You’ll also find Larsen’s aggregate impact on his teammates’ ability to control shot attempts is sixth best among defenceman on the Canucks, as his -0.7% CF%Rel Tm ranks him barely behind Chris Tanev and Nikita Tryamkin, and slightly ahead of Erik Gudbranson and Ben Hutton.
Don’t Look Too Much Into Larsen’s Last Few Games
You’d have a hard time finding anyone wont to argue Larsen’s played well these last two or three games since returning from injury. Frankly, he’s played the two worst games of his time as a Canuck. A lot of these errors are new, though. In all likelihood, we’re watching a player struggling to find his timing after he returns from a month-plus absence.
When Jason Botchford posts a .gif of Larsen whiffing on a pass with little-to-no pressure from the Minnesota Wild forechecker Alex Tuch, you’re right to be upset or concerned even. Then again, we know he’s capable of making a simple breakout pass under worse pressure because he did so with great frequency before a severe head injury took him from the lineup.
The same goes for Mikael Granlund’s hat-trick goal, one which only emboldened the notion Larsen is soft and not built to defend the net front. You’re again right to criticize Larsen for those plays, but I wonder about how much longer he’ll make them as he regains his timing and confidence. There’s a fair amount of evidence to suggest he’s surprisingly strong on the puck and in front of the net when opposition ups the pressure.
This particular play shows two great examples of how well Larsen can defend the slot. He singlehandedly uses an active stick to break up Derrick Brassard’s one-time chance, then steals the puck and keys the rush when he goes for seconds.
Here’s another, wherein Larsen boxes out Chris Neil from the front of the net, makes himself available to Alexander Edler as a fail-safe and sends the puck up ice and clear from his zone. Neil is a tough customer, so if Larsen were half as soft as it’s often suggested, I have my doubts about his ability to box him out effectively. Same goes for the following play when he flat-out outmuscles Anders Lee.
The market could very well be succumbing to the availability heuristic when they react to Larsen’s last few gaffs against San Jose and Minnesota.

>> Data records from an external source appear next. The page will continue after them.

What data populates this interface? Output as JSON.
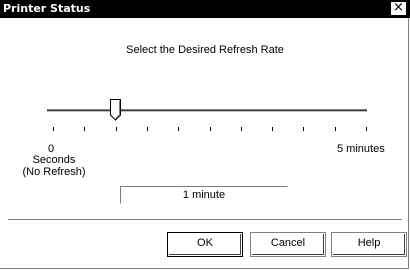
{
  "window": {
    "title": "Printer Status",
    "close_glyph": "×"
  },
  "dialog": {
    "prompt": "Select the Desired Refresh Rate",
    "slider": {
      "min_label": "0",
      "min_caption": "Seconds",
      "min_note": "(No Refresh)",
      "max_label": "5 minutes",
      "position_fraction": 0.2,
      "tick_count": 11
    },
    "current_value": "1 minute"
  },
  "buttons": {
    "ok": "OK",
    "cancel": "Cancel",
    "help": "Help"
  }
}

The Availability Heuristic is a tendency to value the most readily or recent information disproportionately because it is foremost in our minds. When we last checked with Larsen, he was whiffing on easy passing plays and losing 50/50 puck battles, so naturally, that’s what we associate with Larsen.
No matter which metric you prefer for defenceman, Larsen’s teams generally fare about as well with him on the ice as off. For a third pair defenceman, that’s about all you can ask. And that’s probably all Larsen is anyways, so mission accomplished.
Larsen isn’t going to turn the Canucks power play into an effective unit. He never could have, though. As a defender at even strength, Larsen is more than adequate. Everything about his time in the league prior to being a Canuck suggests that and I imagine as the sample grows he’ll show as much in the green and blue too.
As Larsen gets more comfortable with the puck and regains his timing, I tend to think the plays that drove the city of Vancouver collectively mad on Saturday will become less frequent, if there at all. And if Larsen plays the same way he did in months one and two as a Canuck, what’s there to complain about?